- Costs and fees: The winning party (defendant or plaintiff) may be awarded attorney fees, depending on the circumstances.
- A protester's speech criticizing a city council proposal might be protected under ORS 31.150, leading to a successful motion to strike a defamation claim against them.
- An online petition against a new government regulation could be protected, while a petition containing false information might not.
- A satirical news article about a politician could be protected, while a defamatory article might not.
ORS 31.150 Limitations and exceptions:
In order to properly use 31.150 in your case you need to know when this legal maneuver's limitations and exceptions.
- ORS 31.150 doesn't shield all speech and petition activities. False statements, incitement to violence, or commercial speech may not be protected.
- The statute applies to claims arising from public issues or issues of public interest. Personal attacks or private matters might not qualify.
Remember: This is a simplified explanation and doesn't cover all the legal nuances of ORS 31.150. If you have a specific legal question, please consult with an attorney.
ORS 31.150 Text
31.150 Special motion to strike; when available; burden of proof.
(1) A defendant may make a special motion to strike against a claim in a civil action described in subsection (2) of this section. The court shall grant the motion unless the plaintiff establishes in the manner provided by subsection (3) of this section that there is a probability that the plaintiff will prevail on the claim. The special motion to strike shall be treated as a motion to dismiss under ORCP 21 A but shall not be subject to ORCP 21 F. Upon granting the special motion to strike, the court shall enter a judgment of dismissal without prejudice. If the court denies a special motion to strike, the court shall enter a limited judgment denying the motion.
(2) A special motion to strike may be made under this section against any claim in a civil action that arises out of:
(a) Any oral statement made, or written statement or other document submitted, in a legislative, executive or judicial proceeding or other proceeding authorized by law;
(b) Any oral statement made, or written statement or other document submitted, in connection with an issue under consideration or review by a legislative, executive or judicial body or other proceeding authorized by law;
(c) Any oral statement made, or written statement or other document presented, in a place open to the public or a public forum in connection with an issue of public interest; or
(d) Any other conduct in furtherance of the exercise of the constitutional right of petition or the constitutional right of free speech in connection with a public issue or an issue of public interest.
(3) A defendant making a special motion to strike under the provisions of this section has the initial burden of making a prima facie showing that the claim against which the motion is made arises out of a statement, document or conduct described in subsection (2) of this section. If the defendant meets this burden, the burden shifts to the plaintiff in the action to establish that there is a probability that the plaintiff will prevail on the claim by presenting substantial evidence to support a prima facie case.
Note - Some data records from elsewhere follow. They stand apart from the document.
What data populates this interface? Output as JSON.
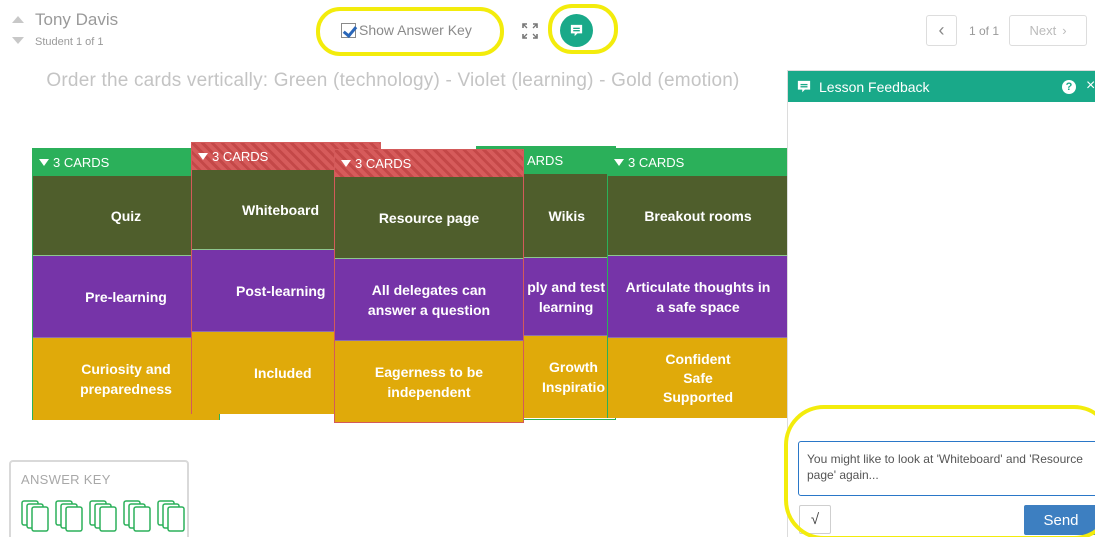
{
  "student": {
    "name": "Tony Davis",
    "position": "Student 1 of 1"
  },
  "toolbar": {
    "show_answer_key_label": "Show Answer Key",
    "show_answer_key_checked": true
  },
  "pager": {
    "count": "1 of 1",
    "next_label": "Next"
  },
  "instruction": "Order the cards vertically: Green (technology) - Violet (learning) - Gold (emotion)",
  "columns": [
    {
      "header": "3 CARDS",
      "color": "green",
      "cards": [
        "Quiz",
        "Pre-learning",
        "Curiosity and\npreparedness"
      ]
    },
    {
      "header": "3 CARDS",
      "color": "red",
      "cards": [
        "Whiteboard",
        "Post-learning",
        "Included"
      ]
    },
    {
      "header": "ARDS",
      "color": "green",
      "cards": [
        "Wikis",
        "ply and test\nlearning",
        "Growth\nInspiratio"
      ]
    },
    {
      "header": "3 CARDS",
      "color": "red",
      "cards": [
        "Resource page",
        "All delegates can\nanswer a question",
        "Eagerness to be\nindependent"
      ]
    },
    {
      "header": "3 CARDS",
      "color": "green",
      "cards": [
        "Breakout rooms",
        "Articulate thoughts in\na safe space",
        "Confident\nSafe\nSupported"
      ]
    }
  ],
  "feedback_panel": {
    "title": "Lesson Feedback",
    "message": "You might like to look at 'Whiteboard' and 'Resource page' again...",
    "sqrt_label": "√",
    "send_label": "Send"
  },
  "answer_key": {
    "label": "ANSWER KEY"
  },
  "colors": {
    "accent_teal": "#19a989",
    "tech": "#4f5e2c",
    "learning": "#7634a8",
    "emotion": "#e0aa0a",
    "highlight": "#f3ec0c",
    "send_blue": "#3d7fc1"
  },
  "icons": [
    "chevron-up-icon",
    "chevron-down-icon",
    "checkbox-icon",
    "fullscreen-icon",
    "feedback-comment-icon",
    "chevron-left-icon",
    "chevron-right-icon",
    "triangle-down-icon",
    "help-icon",
    "close-icon",
    "card-stack-icon"
  ]
}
If the plaintiff meets this burden, the court shall deny the motion.
(4) In making a determination under subsection (1) of this section, the court shall consider pleadings and supporting and opposing affidavits stating the facts upon which the liability or defense is based.
(5) If the court determines that the plaintiff has established a probability that the plaintiff will prevail on the claim:
(a) The fact that the determination has been made and the substance of the determination may not be admitted in evidence at any later stage of the case; and
(b) The determination does not affect the burden of proof or standard of proof that is applied in the proceeding. [Formerly 30.142; 2009 c.449 §1]ORS 31.150 - https://www.oregonlegislature.gov/bills_laws/ors/ors031.html
This post is part of our series of posts on ORS chapter 31 in general. We have more information available about ORS chapter 31 in addition to detailed dives into other sections of the chapter.